Hell is not within the bowels of earth but in the depths of self, “myself,” the abyss within that threatens to “devour me” further and further, so that the Hell I am now will seem a Heaven in time to come. This self-consuming abyss of self opens into further deeps that could frighten off even the most stalwart of Freudian analysts. One can catch a hint of tragic heroism here, however perversely realized. Nor does this portrayal of the Father of Lies violate the poet’s high purpose. As Stanley Fish showed in his Surprised by Sin (1967), the figure of Satan again and again draws the reader into virtual complicity in his textual space, highlighting the need for divine grace. Thus reminded over and over of the panache of which Satanic rhetoric is capable, faithful readers are led more and more to open themselves to the divine, who exceeds all rhetoric and style and does not dazzle in the way that Satan does. To create such experience in circumstantial and convincing terms, the poet needed all the negative capability that any human might muster.

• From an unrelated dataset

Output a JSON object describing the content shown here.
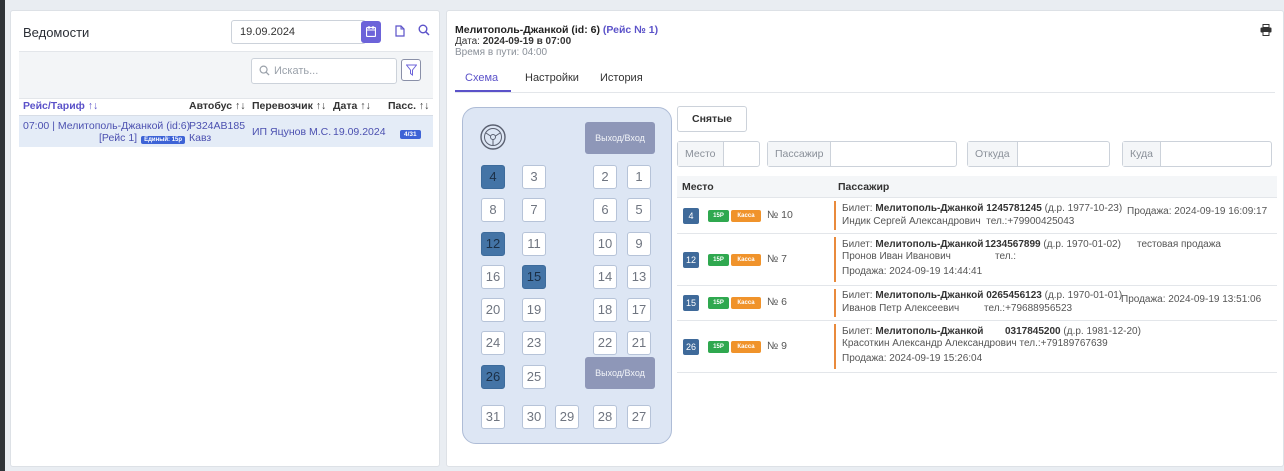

Jerry Harp is the author of For Us, What Music? The Life and Poetry of Donald Justice (2010), and co-editor of A Poetry Criticism Reader (2006), both from the University of Iowa Press. His most recent book of poems is Spirit under Construction (NeoPoiesis Press 2017). He teaches at Lewis & Clark College.
I’ve been going back to Amiri Baraka’s “Preface to a Twenty Volume Suicide Note” several times a year for decades—and every time, I’m taken through its many turns of negative capability, made to be in its many shifting positions and uncertainties. Initially, I can’t read the poem today without also thinking about its poet as LeRoi Jones, who would soon become the more revolutionary Amiri Baraka of “Black Art” and later the incendiary poet of “Somebody Blew Up America.” All that pressure and duration, that rage-come-requiem is there in the title: this is just a preface to an extended, sorrowful, mortal referendum. The poem, then, is really three poems—three tonally very different responses that each challenge my assumptions of what a “preface to a twenty volume suicide note” might be. First, it’s a breezy, discursive account that turns foreboding when those mundane vignettes (the dog walk, the commute) spin off a foreboding, one-line proclamation: “Things have come to that.” Then, we’re within the poet’s nightly, recursive act of meaning-making, where even counting holes in the sky forms a beautiful, comforting, ordering image—and this, too, pulled short, with a non-sequitur summary lamentation: “Nobody sings anymore.” So, then, when the final consideration of this “preface” holds a sustained scene of the speaker’s daughter at bedtime, herself calling out in a note of prayer, there’s no way to assign that final gesture: petition, praise, or lament—we’ll never know this mystery.
Gary Hawkins writes poems, writes in prose on poetry, draws (lately flora and fauna of the Southern Appalachia and bottles of old medicine), and works in letterpress, including editing and producing Croquet, an occasional letterpress broadside delivered as a postcard. His debut collection of poetry, Worker, appeared from Main Street Rag in 2016.